Exercise objective
Count every line in the data below where "DOWNY" occurs, then state that number and nothing more.

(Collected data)
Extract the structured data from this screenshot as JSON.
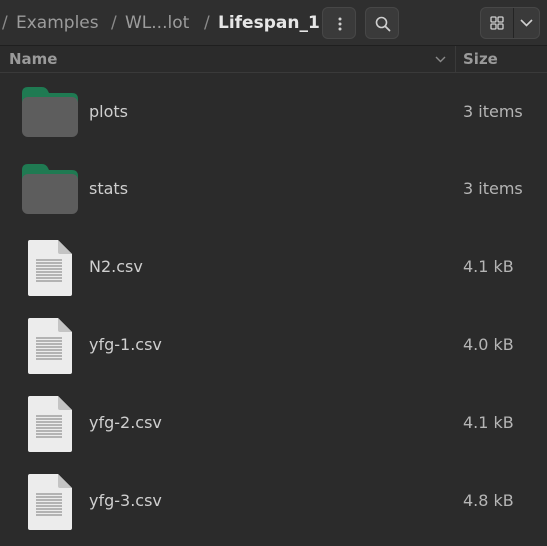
{
  "breadcrumb": {
    "leading_sep": "/",
    "items": [
      {
        "label": "Examples"
      },
      {
        "label": "WL...lot"
      },
      {
        "label": "Lifespan_1"
      }
    ]
  },
  "header": {
    "menu_icon": "vertical-dots-icon",
    "search_icon": "search-icon",
    "view_icon": "grid-view-icon",
    "view_dropdown_icon": "chevron-down-icon"
  },
  "columns": {
    "name": "Name",
    "size": "Size",
    "sort_icon": "chevron-down-icon"
  },
  "files": [
    {
      "name": "plots",
      "size": "3 items",
      "kind": "folder",
      "icon": "folder-icon"
    },
    {
      "name": "stats",
      "size": "3 items",
      "kind": "folder",
      "icon": "folder-icon"
    },
    {
      "name": "N2.csv",
      "size": "4.1 kB",
      "kind": "file",
      "icon": "text-file-icon"
    },
    {
      "name": "yfg-1.csv",
      "size": "4.0 kB",
      "kind": "file",
      "icon": "text-file-icon"
    },
    {
      "name": "yfg-2.csv",
      "size": "4.1 kB",
      "kind": "file",
      "icon": "text-file-icon"
    },
    {
      "name": "yfg-3.csv",
      "size": "4.8 kB",
      "kind": "file",
      "icon": "text-file-icon"
    }
  ],
  "colors": {
    "background": "#2b2b2b",
    "folder_tab": "#1f7a52",
    "folder_body": "#5d5d5d",
    "file_page": "#ececec"
  }
}
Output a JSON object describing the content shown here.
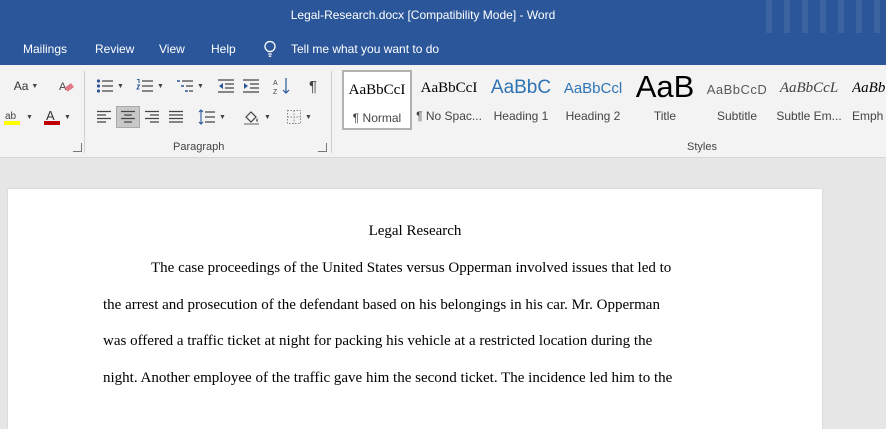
{
  "window": {
    "title": "Legal-Research.docx [Compatibility Mode]  -  Word"
  },
  "tabs": [
    "Mailings",
    "Review",
    "View",
    "Help"
  ],
  "tell_me": {
    "text": "Tell me what you want to do",
    "icon": "lightbulb-icon"
  },
  "ribbon": {
    "font_group": {
      "change_case": "Aa",
      "clear_format_icon": "clear-formatting-icon"
    },
    "paragraph_label": "Paragraph",
    "styles_label": "Styles",
    "styles": [
      {
        "sample": "AaBbCcI",
        "name": "¶ Normal",
        "color": "#000000",
        "active": true
      },
      {
        "sample": "AaBbCcI",
        "name": "¶ No Spac...",
        "color": "#000000"
      },
      {
        "sample": "AaBbC",
        "name": "Heading 1",
        "color": "#2e74b5"
      },
      {
        "sample": "AaBbCcl",
        "name": "Heading 2",
        "color": "#2e74b5"
      },
      {
        "sample": "AaB",
        "name": "Title",
        "color": "#000000"
      },
      {
        "sample": "AaBbCcD",
        "name": "Subtitle",
        "color": "#595959"
      },
      {
        "sample": "AaBbCcL",
        "name": "Subtle Em...",
        "color": "#404040"
      },
      {
        "sample": "AaBb",
        "name": "Emph",
        "color": "#000000"
      }
    ]
  },
  "colors": {
    "titlebar": "#2b579a",
    "highlight": "#ffff00",
    "font_color": "#c00000",
    "heading": "#2e74b5"
  },
  "document": {
    "title": "Legal Research",
    "lines": [
      "The case proceedings of the United States versus Opperman involved issues that led to",
      "the arrest and prosecution of the defendant based on his belongings in his car. Mr. Opperman",
      "was offered a traffic ticket at night for packing his vehicle at a restricted location during the",
      "night. Another employee of the traffic gave him the second ticket. The incidence led him to the"
    ]
  }
}
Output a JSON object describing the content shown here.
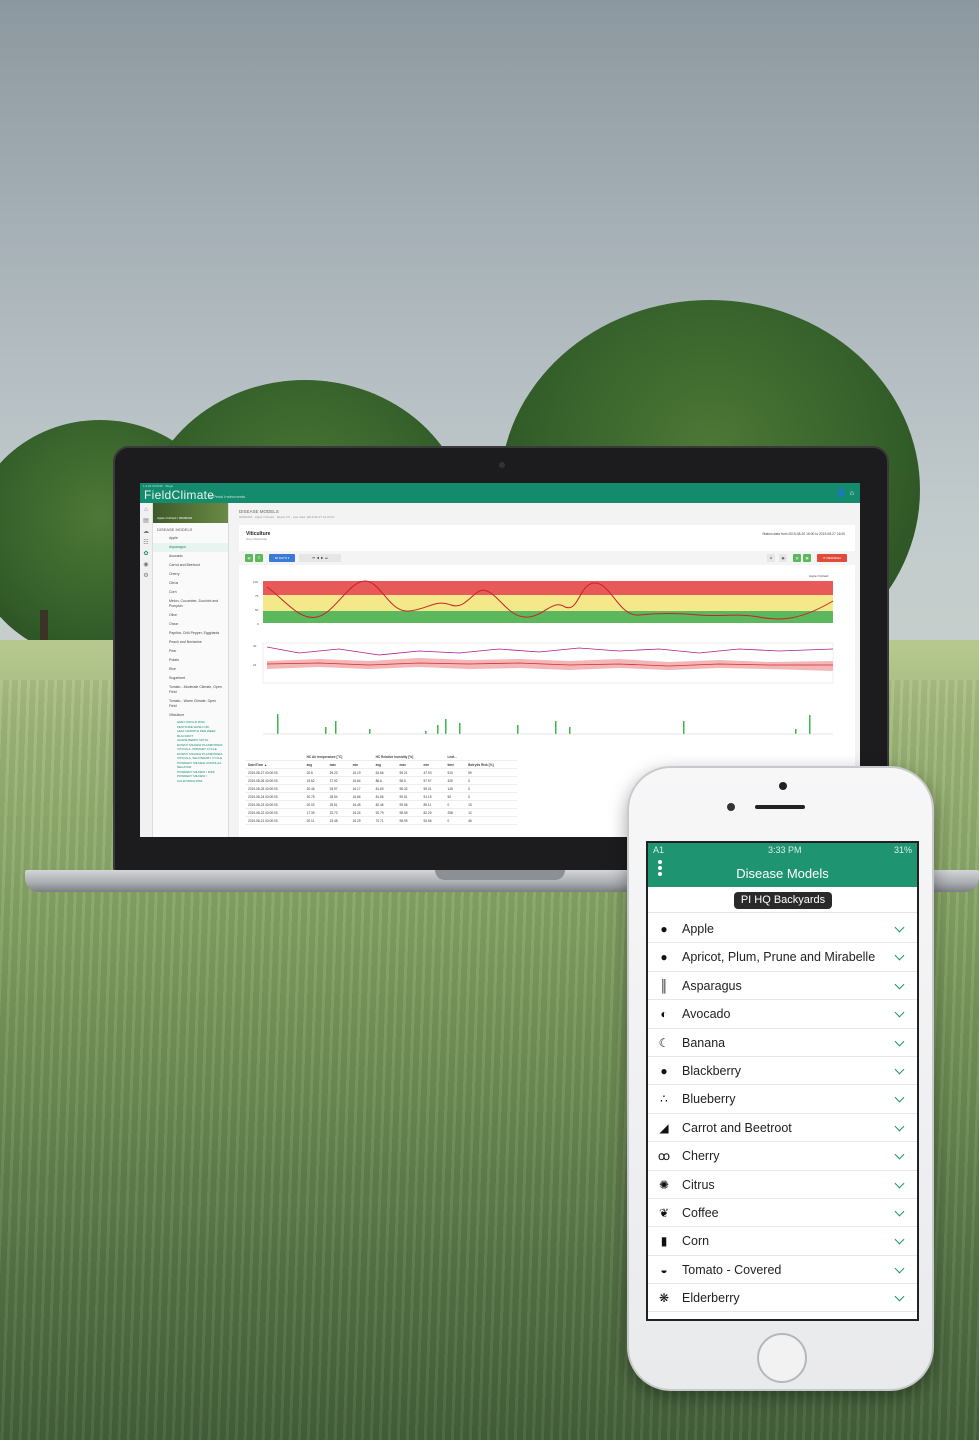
{
  "laptop": {
    "build": "1.4.20 UI/0726 · Wego",
    "brand": "FieldClimate",
    "brand_by": "by Pessl Instruments",
    "station": "Apple Orchard / 00000264",
    "sidebar_title": "DISEASE MODELS",
    "sidebar_items": [
      "Apple",
      "Asparagus",
      "Avocado",
      "Carrot and Beetroot",
      "Cherry",
      "Citrus",
      "Corn",
      "Melon, Cucumber, Zucchini and Pumpkin",
      "Olive",
      "Onion",
      "Paprika, Chili Pepper, Eggplants",
      "Peach and Nectarine",
      "Pear",
      "Potato",
      "Rice",
      "Sugarbeet",
      "Tomato - Moderate Climate, Open Field",
      "Tomato - Warm Climate, Open Field",
      "Viticulture"
    ],
    "sidebar_active": "Asparagus",
    "sidebar_subitems": [
      "GREY MOULD RISK",
      "PESTICIDE WASH OFF",
      "LEAF GROWTH PER WEEK",
      "BLACKROT",
      "GRAPE BERRY MOTH",
      "DOWNY MILDEW PLASMOPARA VITICOLA, PRIMARY CYCLE",
      "DOWNY MILDEW PLASMOPARA VITICOLA, SECONDARY CYCLE",
      "POWDERY MILDEW UNCINULA NECATOR",
      "POWDERY MILDEW / RISK",
      "POWDERY MILDEW / CALIFORNIA RISK"
    ],
    "crumb_title": "DISEASE MODELS",
    "crumb_sub": "00000264 · Apple Orchard · Metos 3.0 · Last data: 2019-08-27 16:00:07",
    "panel_title": "Viticulture",
    "panel_sub": "Grey Mould risk",
    "range_text": "Station data from 2019-08-20 16:00 to 2019-08-27 16:00",
    "toolbar": {
      "days": "30 DAYS ▾",
      "refresh": "⟳ REFRESH"
    },
    "chart_label": "Apple Orchard",
    "table": {
      "groups": [
        "HC Air temperature [°C]",
        "HC Relative humidity [%]",
        "Leaf..."
      ],
      "headers": [
        "Date/Time ▲",
        "avg",
        "max",
        "min",
        "avg",
        "max",
        "min",
        "time",
        "Botrytis Risk [%]"
      ],
      "rows": [
        [
          "2019-08-27 00:00:00",
          "20.6",
          "29.23",
          "15.19",
          "63.66",
          "99.21",
          "47.93",
          "510",
          "59"
        ],
        [
          "2019-08-26 00:00:00",
          "19.62",
          "27.92",
          "15.64",
          "86.6",
          "98.5",
          "57.97",
          "325",
          "0"
        ],
        [
          "2019-08-25 00:00:00",
          "20.46",
          "25.97",
          "16.17",
          "81.69",
          "98.32",
          "59.01",
          "145",
          "0"
        ],
        [
          "2019-08-24 00:00:00",
          "20.75",
          "28.54",
          "16.66",
          "81.66",
          "99.51",
          "51.15",
          "50",
          "0"
        ],
        [
          "2019-08-23 00:00:00",
          "20.03",
          "25.51",
          "16.45",
          "82.46",
          "99.56",
          "89.11",
          "0",
          "15"
        ],
        [
          "2019-08-22 00:00:00",
          "17.39",
          "22.73",
          "15.24",
          "92.79",
          "98.59",
          "82.29",
          "258",
          "12"
        ],
        [
          "2019-08-21 00:00:00",
          "20.11",
          "23.48",
          "15.29",
          "70.71",
          "98.99",
          "53.56",
          "0",
          "46"
        ]
      ]
    }
  },
  "phone": {
    "carrier": "A1",
    "time": "3:33 PM",
    "battery": "31%",
    "title": "Disease Models",
    "location": "PI HQ Backyards",
    "items": [
      {
        "label": "Apple",
        "icon": "apple-icon",
        "glyph": "●"
      },
      {
        "label": "Apricot, Plum, Prune and Mirabelle",
        "icon": "apricot-icon",
        "glyph": "●"
      },
      {
        "label": "Asparagus",
        "icon": "asparagus-icon",
        "glyph": "║"
      },
      {
        "label": "Avocado",
        "icon": "avocado-icon",
        "glyph": "◐"
      },
      {
        "label": "Banana",
        "icon": "banana-icon",
        "glyph": "☾"
      },
      {
        "label": "Blackberry",
        "icon": "blackberry-icon",
        "glyph": "●"
      },
      {
        "label": "Blueberry",
        "icon": "blueberry-icon",
        "glyph": "∴"
      },
      {
        "label": "Carrot and Beetroot",
        "icon": "carrot-icon",
        "glyph": "◢"
      },
      {
        "label": "Cherry",
        "icon": "cherry-icon",
        "glyph": "ꝏ"
      },
      {
        "label": "Citrus",
        "icon": "citrus-icon",
        "glyph": "✺"
      },
      {
        "label": "Coffee",
        "icon": "coffee-bean-icon",
        "glyph": "❦"
      },
      {
        "label": "Corn",
        "icon": "corn-icon",
        "glyph": "▮"
      },
      {
        "label": "Tomato - Covered",
        "icon": "tomato-covered-icon",
        "glyph": "◒"
      },
      {
        "label": "Elderberry",
        "icon": "elderberry-icon",
        "glyph": "❋"
      }
    ]
  },
  "colors": {
    "brand_green": "#1f9470",
    "risk_high": "#e8595a",
    "risk_mid": "#f3e98a",
    "risk_low": "#5cb85c"
  }
}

Answer to this problem
2